### Activity
Each entry below should be echoed exactly, with pictures omitted.

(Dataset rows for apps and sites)
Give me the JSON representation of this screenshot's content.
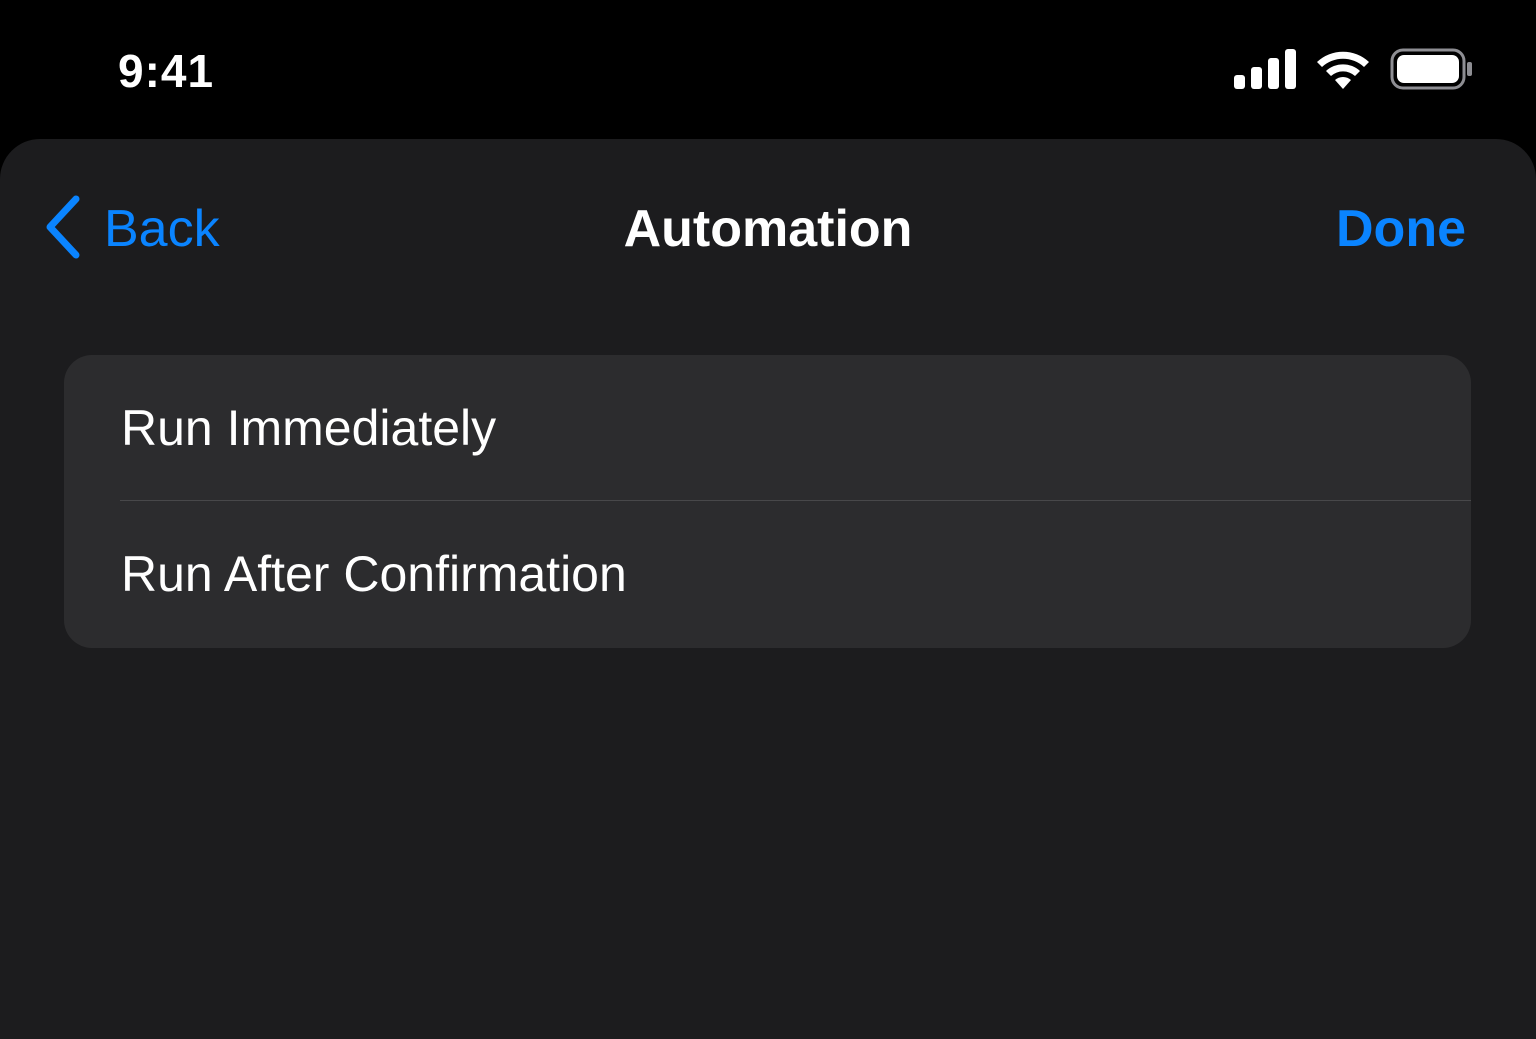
{
  "status_bar": {
    "time": "9:41",
    "icons": [
      "cellular-signal-icon",
      "wifi-icon",
      "battery-icon"
    ]
  },
  "nav": {
    "back_label": "Back",
    "back_icon": "chevron-left-icon",
    "title": "Automation",
    "done_label": "Done"
  },
  "options": [
    {
      "label": "Run Immediately"
    },
    {
      "label": "Run After Confirmation"
    }
  ],
  "colors": {
    "accent": "#0a84ff",
    "background": "#000000",
    "sheet": "#1c1c1e",
    "group": "#2c2c2e",
    "separator": "#48484a",
    "text": "#ffffff"
  }
}
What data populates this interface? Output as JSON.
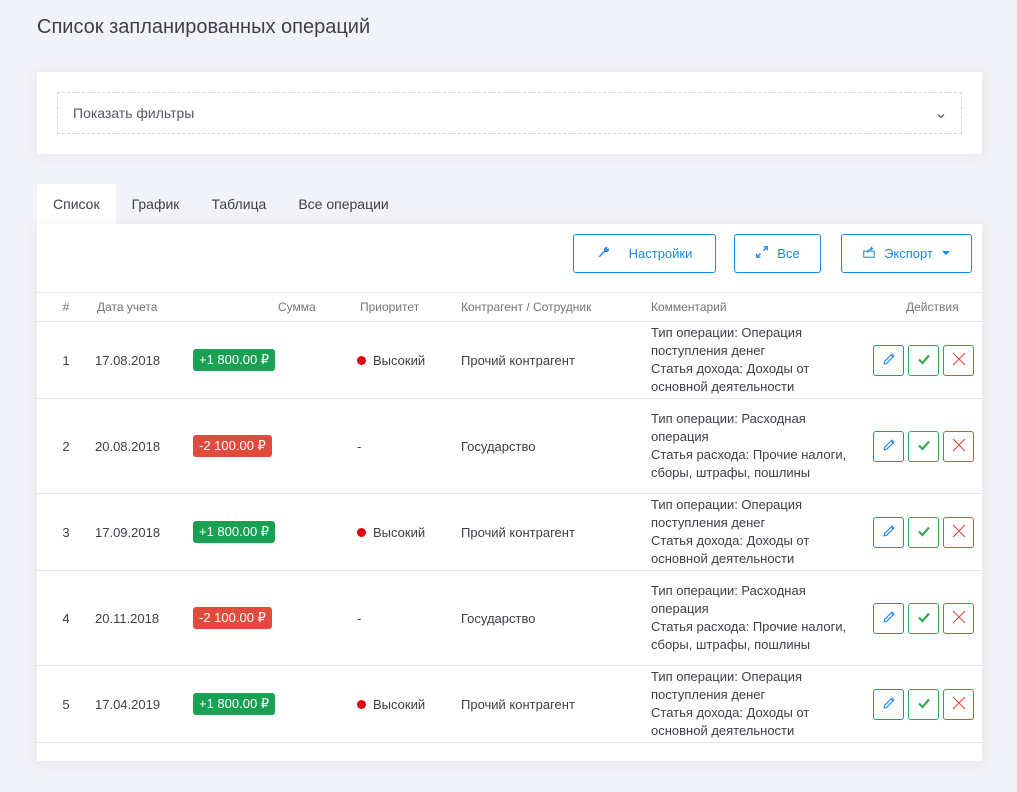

### Solved exercise
Give me the JSON representation of this screenshot's content.
{
  "status_bar": {
    "time": "9:41",
    "icons": [
      "cellular-signal-icon",
      "wifi-icon",
      "battery-icon"
    ]
  },
  "nav": {
    "back_label": "Back",
    "back_icon": "chevron-left-icon",
    "title": "Automation",
    "done_label": "Done"
  },
  "options": [
    {
      "label": "Run Immediately"
    },
    {
      "label": "Run After Confirmation"
    }
  ],
  "colors": {
    "accent": "#0a84ff",
    "background": "#000000",
    "sheet": "#1c1c1e",
    "group": "#2c2c2e",
    "separator": "#48484a",
    "text": "#ffffff"
  }
}
What data populates this interface? Output as JSON.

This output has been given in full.